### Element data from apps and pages
- Opening Delimiter -

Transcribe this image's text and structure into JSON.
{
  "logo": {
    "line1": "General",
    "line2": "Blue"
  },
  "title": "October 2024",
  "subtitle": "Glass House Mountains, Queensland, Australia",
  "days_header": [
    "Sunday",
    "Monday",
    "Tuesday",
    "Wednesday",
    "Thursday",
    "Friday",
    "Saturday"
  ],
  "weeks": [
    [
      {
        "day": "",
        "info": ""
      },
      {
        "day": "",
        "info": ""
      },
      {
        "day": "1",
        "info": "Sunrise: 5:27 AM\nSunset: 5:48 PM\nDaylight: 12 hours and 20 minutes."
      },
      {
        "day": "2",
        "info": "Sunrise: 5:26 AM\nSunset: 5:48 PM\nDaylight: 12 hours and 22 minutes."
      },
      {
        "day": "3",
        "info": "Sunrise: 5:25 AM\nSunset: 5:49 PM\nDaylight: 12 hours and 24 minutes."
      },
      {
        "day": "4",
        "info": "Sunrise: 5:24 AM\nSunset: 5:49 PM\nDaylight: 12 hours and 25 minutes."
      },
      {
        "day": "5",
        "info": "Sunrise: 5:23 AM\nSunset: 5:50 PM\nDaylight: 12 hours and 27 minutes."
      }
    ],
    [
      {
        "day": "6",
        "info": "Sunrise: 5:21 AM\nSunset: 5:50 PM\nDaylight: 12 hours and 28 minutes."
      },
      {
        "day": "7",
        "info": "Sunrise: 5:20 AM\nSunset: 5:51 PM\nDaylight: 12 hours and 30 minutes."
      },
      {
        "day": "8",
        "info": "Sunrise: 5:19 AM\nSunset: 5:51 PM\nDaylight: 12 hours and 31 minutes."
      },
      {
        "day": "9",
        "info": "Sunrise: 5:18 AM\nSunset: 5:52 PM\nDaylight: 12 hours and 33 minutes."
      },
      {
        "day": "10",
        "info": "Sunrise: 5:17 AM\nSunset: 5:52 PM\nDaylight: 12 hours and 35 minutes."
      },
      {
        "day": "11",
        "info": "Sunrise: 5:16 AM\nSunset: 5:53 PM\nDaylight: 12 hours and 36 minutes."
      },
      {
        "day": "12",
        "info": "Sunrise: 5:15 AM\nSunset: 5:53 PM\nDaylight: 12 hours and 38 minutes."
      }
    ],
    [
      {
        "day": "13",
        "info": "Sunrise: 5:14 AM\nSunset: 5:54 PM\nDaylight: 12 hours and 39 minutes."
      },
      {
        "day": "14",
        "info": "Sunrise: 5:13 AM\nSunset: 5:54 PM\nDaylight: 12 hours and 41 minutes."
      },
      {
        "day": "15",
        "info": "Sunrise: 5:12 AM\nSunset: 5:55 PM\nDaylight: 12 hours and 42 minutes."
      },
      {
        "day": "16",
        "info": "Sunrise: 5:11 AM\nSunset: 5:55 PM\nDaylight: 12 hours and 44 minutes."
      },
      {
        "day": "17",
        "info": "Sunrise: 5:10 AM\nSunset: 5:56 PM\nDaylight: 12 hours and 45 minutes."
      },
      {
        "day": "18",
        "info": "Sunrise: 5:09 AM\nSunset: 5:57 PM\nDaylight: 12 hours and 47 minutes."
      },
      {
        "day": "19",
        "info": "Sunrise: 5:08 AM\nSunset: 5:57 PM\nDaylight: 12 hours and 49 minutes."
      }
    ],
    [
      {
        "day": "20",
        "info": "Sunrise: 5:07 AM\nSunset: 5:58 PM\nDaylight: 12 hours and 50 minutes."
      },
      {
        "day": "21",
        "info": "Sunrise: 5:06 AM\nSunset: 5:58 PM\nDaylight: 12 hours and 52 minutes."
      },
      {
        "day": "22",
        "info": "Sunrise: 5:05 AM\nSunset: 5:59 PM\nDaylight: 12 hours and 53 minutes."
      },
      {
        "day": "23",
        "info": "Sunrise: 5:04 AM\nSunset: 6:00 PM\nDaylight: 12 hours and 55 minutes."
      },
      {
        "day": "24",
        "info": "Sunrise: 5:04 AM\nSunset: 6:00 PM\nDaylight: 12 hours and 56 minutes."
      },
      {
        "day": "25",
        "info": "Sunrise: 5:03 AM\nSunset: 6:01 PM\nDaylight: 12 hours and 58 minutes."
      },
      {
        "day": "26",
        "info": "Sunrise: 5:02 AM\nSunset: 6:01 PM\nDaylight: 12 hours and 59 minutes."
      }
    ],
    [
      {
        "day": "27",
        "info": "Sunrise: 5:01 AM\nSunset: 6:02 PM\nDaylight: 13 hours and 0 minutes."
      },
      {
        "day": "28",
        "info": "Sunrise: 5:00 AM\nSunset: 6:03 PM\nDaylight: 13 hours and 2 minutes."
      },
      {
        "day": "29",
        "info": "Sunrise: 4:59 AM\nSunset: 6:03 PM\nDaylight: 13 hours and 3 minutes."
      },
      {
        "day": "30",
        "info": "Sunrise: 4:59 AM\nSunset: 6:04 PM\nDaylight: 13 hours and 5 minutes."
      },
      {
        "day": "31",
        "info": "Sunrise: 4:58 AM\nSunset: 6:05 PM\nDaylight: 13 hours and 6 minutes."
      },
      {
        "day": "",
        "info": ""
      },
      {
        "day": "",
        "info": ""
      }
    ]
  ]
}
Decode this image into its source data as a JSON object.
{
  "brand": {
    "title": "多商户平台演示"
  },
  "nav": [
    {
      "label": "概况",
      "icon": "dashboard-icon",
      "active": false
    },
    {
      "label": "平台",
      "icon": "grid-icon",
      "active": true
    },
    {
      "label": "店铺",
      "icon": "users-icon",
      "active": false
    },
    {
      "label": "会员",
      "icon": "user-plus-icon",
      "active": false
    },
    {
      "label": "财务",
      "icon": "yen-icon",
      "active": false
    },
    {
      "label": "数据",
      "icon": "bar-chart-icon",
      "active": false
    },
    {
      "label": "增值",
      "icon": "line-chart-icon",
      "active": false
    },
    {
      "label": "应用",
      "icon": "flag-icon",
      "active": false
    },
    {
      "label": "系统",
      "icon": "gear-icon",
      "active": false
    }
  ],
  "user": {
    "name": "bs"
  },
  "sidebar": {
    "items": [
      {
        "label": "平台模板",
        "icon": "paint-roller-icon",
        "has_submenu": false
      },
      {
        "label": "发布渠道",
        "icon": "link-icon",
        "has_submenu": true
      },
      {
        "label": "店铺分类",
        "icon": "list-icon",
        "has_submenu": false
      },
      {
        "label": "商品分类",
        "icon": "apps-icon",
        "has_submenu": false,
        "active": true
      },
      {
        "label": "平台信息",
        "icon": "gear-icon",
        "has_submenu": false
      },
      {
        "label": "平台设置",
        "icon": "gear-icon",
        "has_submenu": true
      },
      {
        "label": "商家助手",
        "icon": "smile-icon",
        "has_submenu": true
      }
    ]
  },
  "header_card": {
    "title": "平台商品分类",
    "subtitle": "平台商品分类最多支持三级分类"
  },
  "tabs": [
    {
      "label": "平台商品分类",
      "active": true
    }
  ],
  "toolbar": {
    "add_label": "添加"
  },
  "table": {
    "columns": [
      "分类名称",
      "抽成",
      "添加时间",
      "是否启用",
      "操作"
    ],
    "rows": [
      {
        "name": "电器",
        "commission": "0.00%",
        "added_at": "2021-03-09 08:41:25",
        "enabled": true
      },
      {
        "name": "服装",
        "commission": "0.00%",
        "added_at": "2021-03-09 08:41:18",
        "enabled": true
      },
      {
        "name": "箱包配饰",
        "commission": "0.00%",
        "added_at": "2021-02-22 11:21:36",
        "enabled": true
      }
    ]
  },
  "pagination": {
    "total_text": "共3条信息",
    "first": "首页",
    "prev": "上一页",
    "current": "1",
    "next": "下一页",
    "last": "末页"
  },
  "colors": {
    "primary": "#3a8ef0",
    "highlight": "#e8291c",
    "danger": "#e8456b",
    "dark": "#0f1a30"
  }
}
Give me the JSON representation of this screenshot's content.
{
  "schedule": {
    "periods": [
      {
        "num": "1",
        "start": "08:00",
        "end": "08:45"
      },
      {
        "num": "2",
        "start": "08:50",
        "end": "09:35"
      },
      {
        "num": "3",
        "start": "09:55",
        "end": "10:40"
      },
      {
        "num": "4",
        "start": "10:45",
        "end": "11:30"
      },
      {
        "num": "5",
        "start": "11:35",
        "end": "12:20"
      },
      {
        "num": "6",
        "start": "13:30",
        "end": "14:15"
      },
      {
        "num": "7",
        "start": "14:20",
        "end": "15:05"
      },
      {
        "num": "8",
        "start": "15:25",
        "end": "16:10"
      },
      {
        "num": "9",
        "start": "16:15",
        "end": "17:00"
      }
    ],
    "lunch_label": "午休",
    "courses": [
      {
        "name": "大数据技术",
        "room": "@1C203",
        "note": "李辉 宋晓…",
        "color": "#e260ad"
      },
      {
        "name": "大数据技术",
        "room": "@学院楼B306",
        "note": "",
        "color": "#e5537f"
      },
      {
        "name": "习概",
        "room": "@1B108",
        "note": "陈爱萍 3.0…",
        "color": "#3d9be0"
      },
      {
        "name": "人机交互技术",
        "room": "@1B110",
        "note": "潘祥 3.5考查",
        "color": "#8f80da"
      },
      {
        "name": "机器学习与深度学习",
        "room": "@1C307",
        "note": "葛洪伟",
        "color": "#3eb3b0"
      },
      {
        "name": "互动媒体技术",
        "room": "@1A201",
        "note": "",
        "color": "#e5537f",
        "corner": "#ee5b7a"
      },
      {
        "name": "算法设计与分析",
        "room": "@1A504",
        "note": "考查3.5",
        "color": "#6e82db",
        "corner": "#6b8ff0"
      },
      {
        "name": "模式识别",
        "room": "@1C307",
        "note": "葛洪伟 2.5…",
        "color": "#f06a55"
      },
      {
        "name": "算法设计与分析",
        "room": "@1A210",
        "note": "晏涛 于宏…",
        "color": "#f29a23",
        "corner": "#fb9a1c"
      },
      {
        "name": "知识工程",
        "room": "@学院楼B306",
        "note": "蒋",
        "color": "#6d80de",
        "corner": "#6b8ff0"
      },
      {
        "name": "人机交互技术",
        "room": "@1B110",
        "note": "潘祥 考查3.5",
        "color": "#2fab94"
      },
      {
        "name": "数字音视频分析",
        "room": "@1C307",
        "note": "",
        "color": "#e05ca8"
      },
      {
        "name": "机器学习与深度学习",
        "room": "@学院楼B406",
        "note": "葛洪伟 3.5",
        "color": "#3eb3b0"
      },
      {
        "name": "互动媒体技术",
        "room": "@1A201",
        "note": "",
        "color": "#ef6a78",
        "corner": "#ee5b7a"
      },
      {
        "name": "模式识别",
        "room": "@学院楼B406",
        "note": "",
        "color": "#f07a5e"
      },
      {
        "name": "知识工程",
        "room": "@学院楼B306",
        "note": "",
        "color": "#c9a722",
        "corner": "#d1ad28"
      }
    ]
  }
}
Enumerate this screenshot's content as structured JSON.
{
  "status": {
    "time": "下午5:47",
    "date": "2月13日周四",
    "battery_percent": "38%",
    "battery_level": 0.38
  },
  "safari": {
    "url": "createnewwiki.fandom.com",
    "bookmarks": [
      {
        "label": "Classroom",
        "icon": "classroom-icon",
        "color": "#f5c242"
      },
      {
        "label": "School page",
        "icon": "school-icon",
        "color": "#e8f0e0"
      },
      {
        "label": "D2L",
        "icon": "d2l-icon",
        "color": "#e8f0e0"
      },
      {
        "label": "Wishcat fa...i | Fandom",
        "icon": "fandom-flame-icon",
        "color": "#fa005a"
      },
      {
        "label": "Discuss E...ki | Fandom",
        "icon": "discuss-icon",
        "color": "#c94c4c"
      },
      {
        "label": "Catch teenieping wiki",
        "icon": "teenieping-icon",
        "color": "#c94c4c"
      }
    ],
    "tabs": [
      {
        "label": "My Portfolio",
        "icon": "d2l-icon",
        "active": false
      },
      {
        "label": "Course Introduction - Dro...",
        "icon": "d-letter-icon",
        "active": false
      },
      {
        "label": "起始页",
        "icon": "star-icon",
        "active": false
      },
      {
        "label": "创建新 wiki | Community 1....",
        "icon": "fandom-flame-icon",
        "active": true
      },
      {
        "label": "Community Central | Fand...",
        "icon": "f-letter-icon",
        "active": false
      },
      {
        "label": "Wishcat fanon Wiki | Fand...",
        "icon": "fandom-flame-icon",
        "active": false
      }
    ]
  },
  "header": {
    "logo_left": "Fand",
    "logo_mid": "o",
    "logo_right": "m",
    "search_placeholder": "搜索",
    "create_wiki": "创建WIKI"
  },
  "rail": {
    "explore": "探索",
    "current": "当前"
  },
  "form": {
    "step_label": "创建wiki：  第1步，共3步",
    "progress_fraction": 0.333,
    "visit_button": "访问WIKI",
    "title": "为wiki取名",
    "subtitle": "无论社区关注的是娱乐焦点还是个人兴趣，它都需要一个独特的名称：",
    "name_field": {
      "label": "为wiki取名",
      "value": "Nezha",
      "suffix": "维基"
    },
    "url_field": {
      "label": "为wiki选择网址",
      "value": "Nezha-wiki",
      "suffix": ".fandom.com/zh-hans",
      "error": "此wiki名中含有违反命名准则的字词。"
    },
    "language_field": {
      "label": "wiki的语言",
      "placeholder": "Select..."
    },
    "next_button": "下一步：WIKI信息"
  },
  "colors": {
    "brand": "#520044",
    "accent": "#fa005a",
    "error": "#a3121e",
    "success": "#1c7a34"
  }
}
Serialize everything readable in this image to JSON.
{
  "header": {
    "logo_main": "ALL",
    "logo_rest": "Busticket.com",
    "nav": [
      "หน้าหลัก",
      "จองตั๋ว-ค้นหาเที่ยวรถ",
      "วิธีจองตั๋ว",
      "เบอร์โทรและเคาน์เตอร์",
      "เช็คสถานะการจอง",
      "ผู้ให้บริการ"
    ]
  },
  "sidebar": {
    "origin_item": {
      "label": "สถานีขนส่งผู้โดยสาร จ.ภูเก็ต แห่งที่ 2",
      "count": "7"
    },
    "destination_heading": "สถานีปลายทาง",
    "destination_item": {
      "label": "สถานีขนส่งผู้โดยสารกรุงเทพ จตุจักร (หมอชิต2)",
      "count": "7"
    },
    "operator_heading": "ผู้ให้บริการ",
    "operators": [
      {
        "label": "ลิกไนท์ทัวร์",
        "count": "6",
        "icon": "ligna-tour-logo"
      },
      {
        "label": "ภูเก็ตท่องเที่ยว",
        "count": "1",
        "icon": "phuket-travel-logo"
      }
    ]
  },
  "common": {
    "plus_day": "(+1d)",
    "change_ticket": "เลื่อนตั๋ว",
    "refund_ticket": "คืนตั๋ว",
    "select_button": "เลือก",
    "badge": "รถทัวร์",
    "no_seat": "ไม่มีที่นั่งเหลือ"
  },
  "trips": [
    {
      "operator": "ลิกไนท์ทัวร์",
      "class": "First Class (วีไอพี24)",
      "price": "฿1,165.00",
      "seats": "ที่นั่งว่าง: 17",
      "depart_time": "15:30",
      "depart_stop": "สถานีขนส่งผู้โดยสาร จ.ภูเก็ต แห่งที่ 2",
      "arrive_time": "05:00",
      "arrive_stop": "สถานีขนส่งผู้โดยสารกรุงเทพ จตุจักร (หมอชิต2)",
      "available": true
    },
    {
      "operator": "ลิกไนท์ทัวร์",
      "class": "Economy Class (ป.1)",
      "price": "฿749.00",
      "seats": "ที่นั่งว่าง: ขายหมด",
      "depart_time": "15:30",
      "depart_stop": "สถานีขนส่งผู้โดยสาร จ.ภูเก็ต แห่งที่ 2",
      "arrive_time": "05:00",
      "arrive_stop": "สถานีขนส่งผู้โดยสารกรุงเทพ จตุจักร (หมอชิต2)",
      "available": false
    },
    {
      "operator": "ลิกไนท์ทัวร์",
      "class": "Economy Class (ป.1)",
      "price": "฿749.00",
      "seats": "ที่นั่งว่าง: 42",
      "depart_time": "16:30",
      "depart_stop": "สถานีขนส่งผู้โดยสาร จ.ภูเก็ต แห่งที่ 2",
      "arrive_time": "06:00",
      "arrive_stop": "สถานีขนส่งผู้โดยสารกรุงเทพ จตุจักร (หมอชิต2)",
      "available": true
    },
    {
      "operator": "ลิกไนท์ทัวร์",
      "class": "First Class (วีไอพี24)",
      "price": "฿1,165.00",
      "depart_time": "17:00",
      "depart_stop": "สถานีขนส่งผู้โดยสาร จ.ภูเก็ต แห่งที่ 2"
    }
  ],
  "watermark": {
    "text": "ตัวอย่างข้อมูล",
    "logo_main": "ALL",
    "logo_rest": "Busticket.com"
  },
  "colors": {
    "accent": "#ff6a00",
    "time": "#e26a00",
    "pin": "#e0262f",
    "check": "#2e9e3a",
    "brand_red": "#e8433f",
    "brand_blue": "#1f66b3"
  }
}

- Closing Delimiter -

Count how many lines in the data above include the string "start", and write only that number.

9